Inspired from the real events, the ‘King of Stonks’ is loosely based on the infamous Wirecard scandal of Germany. Wirecard was a payment processor and financial services provider based in Munich.
Wirecard’s top management led by CEO Markus Braun and two high-ranking executives were accused of market manipulation, embezzlement and fraud. The company reportedly defrauded creditors of billions of euros, leading to its insolvency.
Back to the Netflix series, King of Stonks tells the story of Felix Armand, an overly-ambitious and greedy computer programmer of a start-up CableCash.
This Thomas Schubert-starrer series is also referred to as the German version of The Wolf of Wall Street.
While his boss Magnus hogs the limelight, Felix lurks in the shadows battling the mafia, investors, regulators and short sellers.
The series underscores how integrity can be compromised when big money is involved.
While Felix is plotting to keep the company afloat, it becomes even tougher for the over-hyped stocks of Cable Cash to maintain their levels. And before anyone knows it, the most successful fintech company's stocks turn into over inflated stonks.
Key money lessons to draw from the Wirecard incident and the Netflix series it inspired:
Shortcut to success: Term greed and manipulation can be a short term route to financial success but the success is not long-lasting. Sooner or later, deceit and fraud would catch up on you. So, while earning money is important, there is no shortcut to it.

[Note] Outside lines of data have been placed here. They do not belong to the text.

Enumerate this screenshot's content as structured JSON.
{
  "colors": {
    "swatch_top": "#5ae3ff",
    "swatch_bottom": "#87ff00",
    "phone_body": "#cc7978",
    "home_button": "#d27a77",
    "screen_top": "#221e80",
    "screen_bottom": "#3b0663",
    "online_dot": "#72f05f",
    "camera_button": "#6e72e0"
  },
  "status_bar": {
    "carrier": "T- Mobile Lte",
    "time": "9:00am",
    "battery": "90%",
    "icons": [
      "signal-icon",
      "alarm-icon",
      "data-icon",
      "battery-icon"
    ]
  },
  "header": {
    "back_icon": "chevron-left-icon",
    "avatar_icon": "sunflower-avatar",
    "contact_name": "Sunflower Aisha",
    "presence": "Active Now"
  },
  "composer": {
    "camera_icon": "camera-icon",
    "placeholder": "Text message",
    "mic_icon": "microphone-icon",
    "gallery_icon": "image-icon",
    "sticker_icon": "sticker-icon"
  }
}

Spot the red flags: When a financial technology firm is focussing too much on gambling and pornography websites and payments made on these platforms, it should not be seen as a healthy sign of company’s growth.
In the series, the company’s CEO Magnus A. Cramer (Matthias Brandt) is made to deal with the porn producers and the mafia and make some bizarre deals that were harmful to the company.

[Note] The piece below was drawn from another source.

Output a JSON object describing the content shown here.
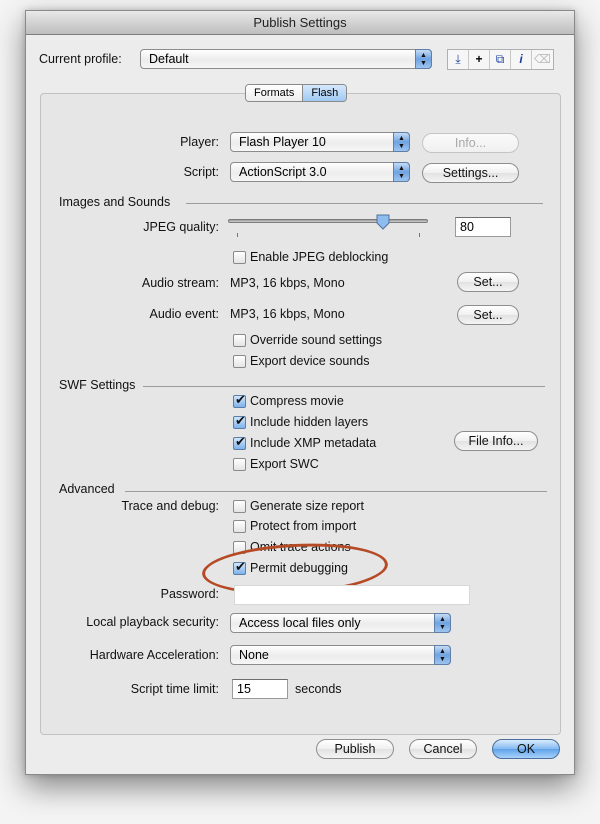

Short sellers: Fraud can be suspected by short sellers. and when major investors start short selling a company’s stock in a big way, it could mark the beginning of an end.
Accounting frauds: Irregularities in books can be a short-term ploy to gain investors' attention but it does not lead to real gains by any stretch of imagination.
Big investors: Just because a start-up has famous investors and a reputable auditing firm auditing its accounts – it should not be seen as a guarantee of its credibility. Wirecard, for instance, had €900 million investment from Softbank and its accounts were audited by EY.